Adults are just like teenagers…only worse…
The thing about adults is they’re so set in their ways.
And not only are they set in their ways, but they like it that way.
As a teacher, a coach, a marketer and a financial analyst I see the same thing over and over: People, for the most part, are happy with the way things are, and as a result they don’t want to change.
Most of us seem to think we have all the answers anyway.
Kids by the age of five think they have the world figured out. Only later do they realize they might not know everything.
But once we’re adults, so many of us think we know. I know so many people with average salaries and jobs that offer advice to their children and friends on any number of topics including topics such as wealth and success.
Don’t believe me?
Just go ask most of your friends, you’ll just how “smart” everyone is.
The thing is we don’t like to admit we don’t know or that we don’t have the answers.
I’m not afraid to admit I fell into this category.
However, today I know I don’t know.
As such, much of the advice I share here is not from personal experience, but that of millionaires and experts.
Personally, I can’t say how to earn a million dollars because I have not yet earned a million dollars. However, that doesn’t stop me from sharing with you ideas from people who have.
Sometimes people ignore my advice (click here to watch my FREE 5-part mini video series on the economic mess we find ourselves in) but in doing so they aren’t just ignoring my advice, but that of the people I study; people who know a heck of a lot more than me.
I do try to use examples from my own life or stories I read that back up what the experts say because I have found that one of my gifts is taking somewhat difficult topics and making them simple.
However, I do know that much of what I pass along falls on deaf ears.
That’s why I decided to get into bribery.
I bribe my clients, I bribe my students and I even bribe my son.
I’m deadly serious.
One thing I’ve learned is that everyone (myself included) needs a push every now and then.
That push is different for each of us.
Here are some examples of a push:
If you’re a parent, a coach or an entrepreneur, one skill we need to learn is how to appeal to different people.
Just as Ken Blanchard’s “The 4-Minute Manager” talks about the need to approach people on their level, we need to appeal to each person differently because well…each person is different.
What inspires one person will turn off others.
Now when it comes to bribery, kids are easy. They work for cheap. It’s amazing how much mileage you can get out of an ice-cream, a new DVD or their favorite character’s goods.
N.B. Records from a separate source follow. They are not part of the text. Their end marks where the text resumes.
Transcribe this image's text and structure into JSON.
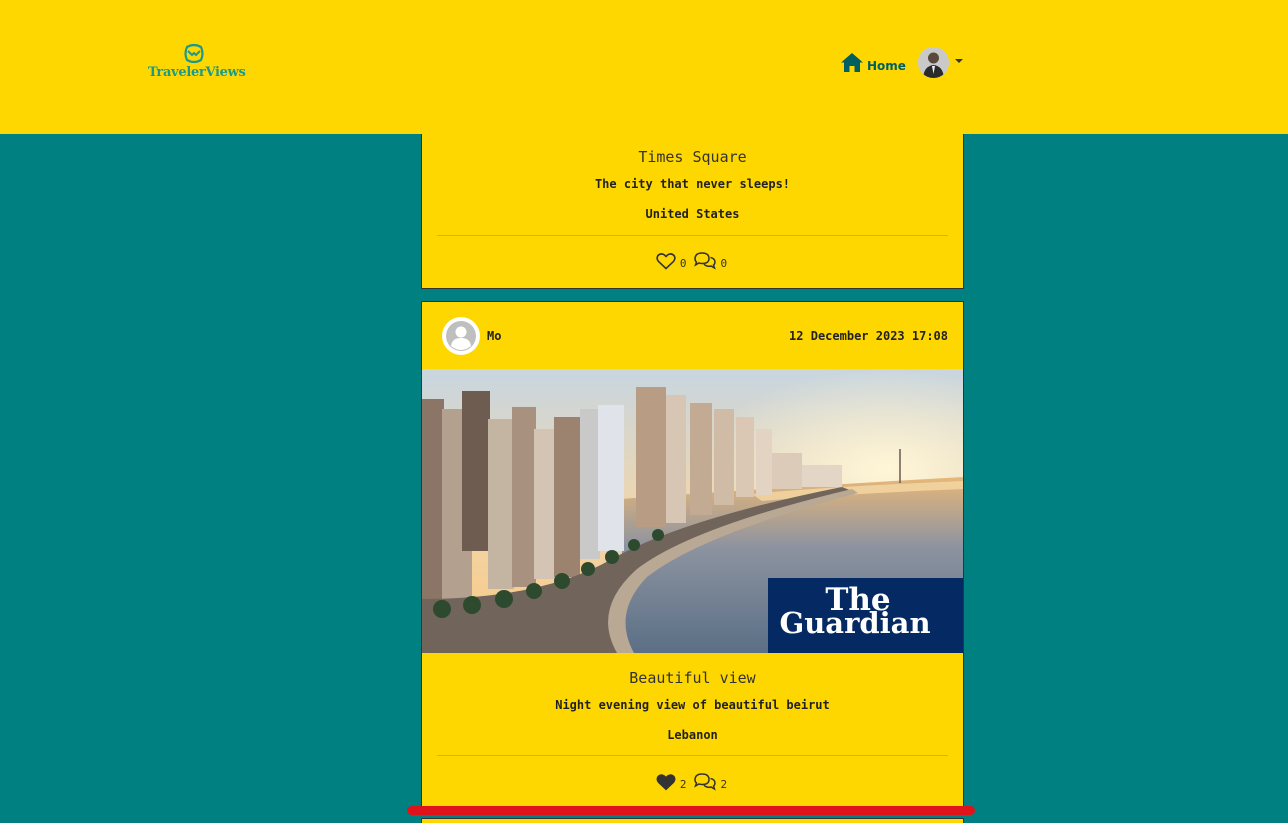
{
  "navbar": {
    "brand": "TravelerViews",
    "home_label": "Home",
    "colors": {
      "bar": "#FFD700",
      "brand_text": "#1a9a8a",
      "home": "#005f5f"
    }
  },
  "page": {
    "background": "#008080"
  },
  "posts": [
    {
      "title": "Times Square",
      "description": "The city that never sleeps!",
      "country": "United States",
      "likes": "0",
      "comments": "0",
      "liked": false
    },
    {
      "author": "Mo",
      "date": "12 December 2023 17:08",
      "image_alt": "Beirut seafront at sunset",
      "image_watermark_line1": "The",
      "image_watermark_line2": "Guardian",
      "title": "Beautiful view",
      "description": "Night evening view of beautiful beirut",
      "country": "Lebanon",
      "likes": "2",
      "comments": "2",
      "liked": true
    }
  ]
}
Kids are pretty much an open book.
Adults, on the other hand, take a little more time to understand what they really want.
Adults have to be handled with care.
Adults don’t like to feel they are being manipulated into doing something they don’t want to do…but they most certainly will for “a price”.
For some that price might be a nice dinner will suffice.
For others, maybe a trip to the Bahamas.
Some just want time off to take a trip.
Amazing as it might sounds, but for some just a kind word here and there is all they need.
We each have a set of buttons inside us that allow us to be manipulated just as easily as a child.
One mistake I see time and time again is managers thinking that money is the answer to everything.
“Give them a raise” isn’t the be-all and end-all.
Money, surprisingly, isn’t one of the things most people really want. Sure, they’re happy to take it, but it often doesn’t push any of their internal buttons.
It has to do with Maslow’s Hierarchy which basically states there are some things we need, and will fight for, but once we have the basics the attraction towards those basic needs lessens.
Now that sounds like a mouthful, so let me explain it in layman’s terms:
When you don’t have money, money is a strong incentive. As it gives you the ability to do so many things you wouldn’t be able to do otherwise.
However, once you reach a certain amount of comfort in your life and are able to take care of your needs, then money doesn’t take on the same need it once did. At that time, people begin to shift their focus to free time, enjoyment and their quality of life as a whole.
In dealing with clients, friends and even my son I take the time to listen to what they really want…then do what I can to get it for them.
Here’s an example of an ethical bribe I offered a client recently.
A few weeks back, I was trying to convince a client to read a book, but as they “hate reading” I knew it would be a tough sell.
However, I knew that they were interested in taking a look at one of my new marketing DVD programs to help them in their business.
I’m guessing you can figure out the rest.
The deal is simple, as soon as they have finished the book that I want them to read (which I do believe will benefit them greatly) and can prove to me that they have read it to my satisfaction, the DVDs are theirs to borrow.
It’s a bribe, plain and simple.
I know it and they know it.
Will they finish reading the book? Who knows…but at least now they have a reason to. But believe me, if they don’t, those DVDs don’t leave my apartment.
Is it manipulative? Yes.
But is it in their best interest? Yes, so all I’m doing is simply giving them a push in the right direction.
Self motivation is the most powerful form of motivation.
But sometimes it’s just getting started or getting over a hump that we need a little help with.
That’s where a little “push” comes in handy.
Article previously published by the author in isuceedbook.
Photo by Sarah